Intuition philosophy and Deductive reasoning Rationale: We simply "see" something in such a way as to give us a warranted belief. Beyond that, the nature of intuition is hotly debated.

In the same way, generally speaking, deduction is the process of reasoning from one or more general premises to reach a logically certain conclusion.

Using valid argumentswe can deduce from intuited premises. For example, when we combine both concepts, we can intuit that the number three is prime and that it is greater than two. We then deduce from this knowledge that there is a prime number greater than two. Thus, it can be said that intuition and deduction combined to provide us with a priori knowledge — we gained this knowledge independently of sense experience.

Empiricists such as David Hume have been willing to accept this thesis for describing the relationships among our own concepts. Most rationalists agree mathematics is knowable by applying the intuition and deduction. Some go further to include ethical truths into the category of things knowable by intuition and deduction.

Furthermore, some rationalists also claim metaphysics is knowable in this thesis. In addition to different subjects, rationalists sometimes vary the strength of their claims by adjusting their understanding of the warrant.

Some rationalists understand warranted beliefs to be beyond even the slightest doubt; others are more conservative and understand the warrant to be belief beyond a reasonable doubt. Rationalists also have different understanding and claims involving the connection between intuition and truth.

Some rationalists claim that intuition is infallible and that anything we intuit to be true is as such. Now all the instances which confirm a general truth, however numerous they may be, are not sufficient to establish the universal necessity of this same truth, for it does not follow that what happened before will happen in the same way again.

The two theses go their separate ways when describing how that knowledge is gained. As the name, and the rationale, suggests, the Innate Knowledge thesis claims knowledge is simply part of our rational nature. The knowledge has been with us since the beginning and the experience simply brought into focus, in the same way a photographer can bring the background of a picture into focus by changing the aperture of the lens.

The background was always there, just not in focus.2 , and successfully defending his doctoral thesis on “Liberty in Descartes and Theology” in The outbreak of World War I put Gilson’s academic aspirations on . By studying Descartes in relation to the particular theory of direct realism (pp.

), O'Neil illuminates the relationship between Scholastic forms and esse objectivum.
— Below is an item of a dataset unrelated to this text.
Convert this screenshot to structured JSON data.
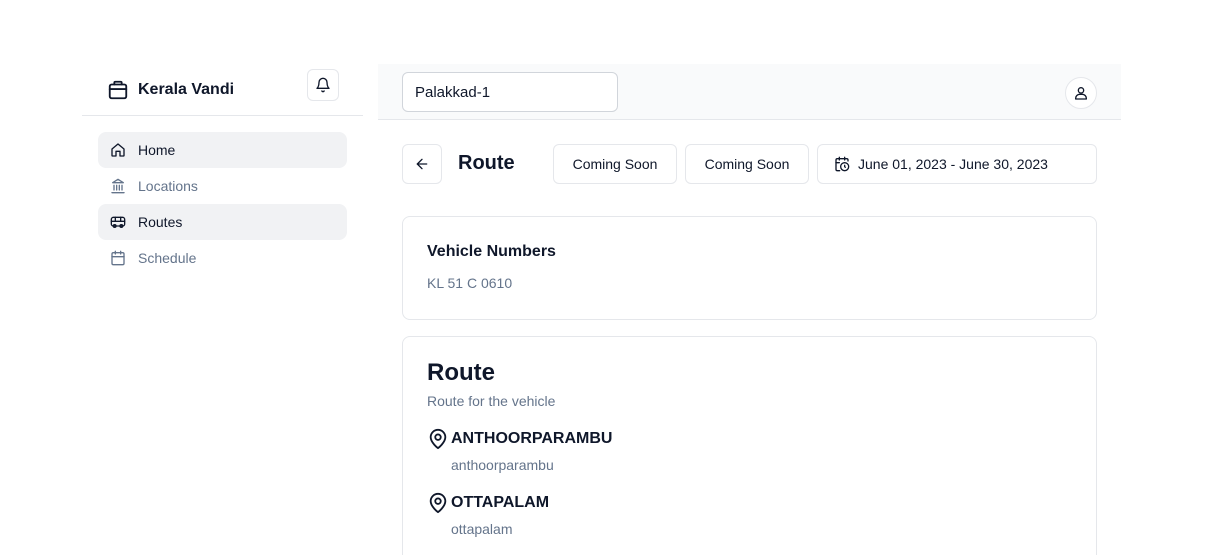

He shows how Descartes substitutes an infinitude of figures for sensible qualities or "proper sensibles" (pp.

) and argues (pp.


) that "Descartes is working to develop his . The Empiricism Thesis: We have no source of knowledge in S or for the concepts we use in S other than sense experience.

Empiricism about a particular subject rejects the corresponding version of the Intuition/Deduction thesis and Innate Knowledge thesis.

On the face of it, Descartes' theory of ideas seems to embrace aspects of both representationalism and direct realism. If we take representationalism to be the thesis that the only things we immediately perceive are mind-dependent things (i.e.

ideas or representations), and we take direct realism to be the thesis that at least some of the. Given that the idea of the Sun and the idea of Pegasus represent things to the mind (they represent or exhibit the Sun and Pegasus respectively), each possesses objective reality.

Descartes says that ideas possess objective reality by their very nature. Oct 06,  · In Descartes’s Meditations on First Philosophy and Bertrand Russell’s The Problems of Philosophy, both writers contemplate the ideas of perception and notion of whether an individual is truly part of reality is posed and debated by each.

Descartes explores the notion of being, and inevitably whether he actually exists.

Project MUSE - Epistemological Direct Realism in Descartes' Philosophy (review)